Posted by LawtonMD on June 24, 2015
Getting a facelift is something that many of us have thought about for years. Though the procedure is one of the most common performed by surgeons, it’s nonetheless important that any one considering a facelift take time in gathering the right information before moving forward. Information gathering, careful research, and thoughtful reflection will help ensure you get the best results.
We believe it’s important that every person considering a facelift start the process with these four simple—but necessary—steps that can help lead you to getting the results you want:
- Find a board-certified plastic surgeon. Before you decide what type of procedure you’re going to get, locate a doctor who specializes in facelifts, and who has performed a large number of facelifts. Find an experienced plastic surgeon and schedule a consultation in order to ask questions. Make a list of questions about his or her practice philosophy—no question is a foolish question when it comes to your face or body. In addition, the process of gathering information about your doctor, including references, and getting a feel for his or her chair-side manner can help reduce anxiety and make the entire process less stressful for you.
- Understand the procedure you’re considering. Before you arrive for your consultation with the board-certified plastic surgeon, research the procedure you have in mind about the procedure itself. Create a list of questions about the surgery, aftercare and recovery time. Find out what types of facelifts your doctor performs and ask specifically what he or she recommends for you. Ask if they have 3D animation. Watch the 3D animation here.

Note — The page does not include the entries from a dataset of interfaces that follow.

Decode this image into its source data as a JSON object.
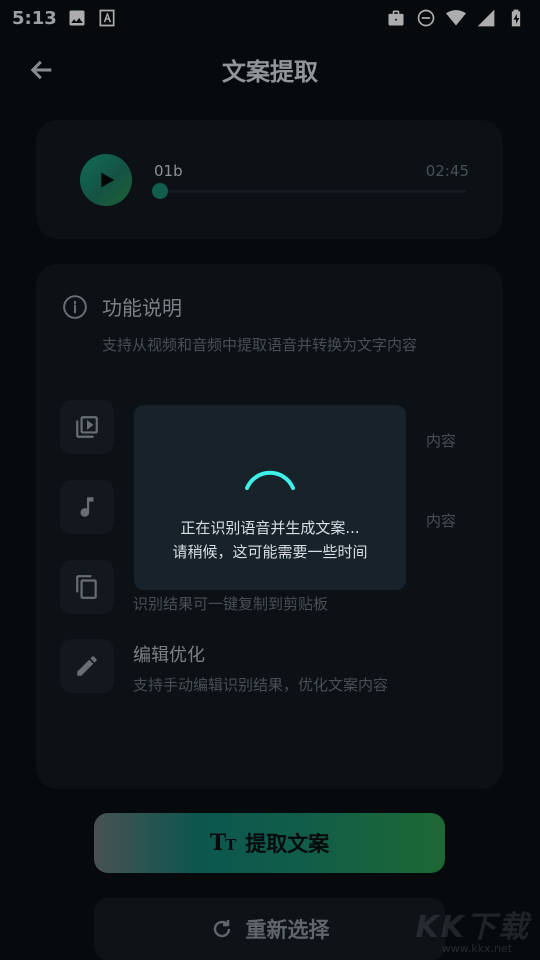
{
  "status_bar": {
    "time": "5:13",
    "icons": [
      "image-icon",
      "font-icon",
      "briefcase-icon",
      "dnd-icon",
      "wifi-icon",
      "signal-icon",
      "battery-charging-icon"
    ]
  },
  "app_bar": {
    "title": "文案提取",
    "back_icon": "arrow-left-icon"
  },
  "player": {
    "track_name": "01b",
    "duration": "02:45",
    "progress": 0.0,
    "accent": "#1a8a73"
  },
  "features": {
    "heading": "功能说明",
    "description": "支持从视频和音频中提取语音并转换为文字内容",
    "items": [
      {
        "icon": "video-library-icon",
        "title": "",
        "subtitle": "内容"
      },
      {
        "icon": "music-note-icon",
        "title": "",
        "subtitle": "内容"
      },
      {
        "icon": "copy-icon",
        "title": "",
        "subtitle": "识别结果可一键复制到剪贴板"
      },
      {
        "icon": "edit-pencil-icon",
        "title": "编辑优化",
        "subtitle": "支持手动编辑识别结果，优化文案内容"
      }
    ]
  },
  "buttons": {
    "extract_label": "提取文案",
    "extract_icon": "text-size-icon",
    "reselect_label": "重新选择",
    "reselect_icon": "refresh-icon"
  },
  "dialog": {
    "line1": "正在识别语音并生成文案...",
    "line2": "请稍候，这可能需要一些时间",
    "spinner_color": "#3ff2e8"
  },
  "watermark": {
    "text": "KK下载",
    "url": "www.kkx.net"
  }
}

- Ask to see before-and-after photos of patients for whom the surgeon has done cosmetic work. Different surgeons focus on different results. Does the surgeon create the look you’d like? What parts of the face will be treated? And always ask: What are the doctor’s goals foryou?
- Embrace recovery time. Know that you’ll need time to recover. Recovery time is also healing time. For most people recovery takes a few weeks. Be prepared for some discomfort and swelling as the body works to protect the area that has received surgery, but know that the swelling will eventually subside and that your surgeon will write a prescription for pain medication to keep you comfortable. You’ll need (and want) someone to stay with you at home the first few days. In addition, your doctor will review all the items you’ll need at home to make your recovery time more comfortable.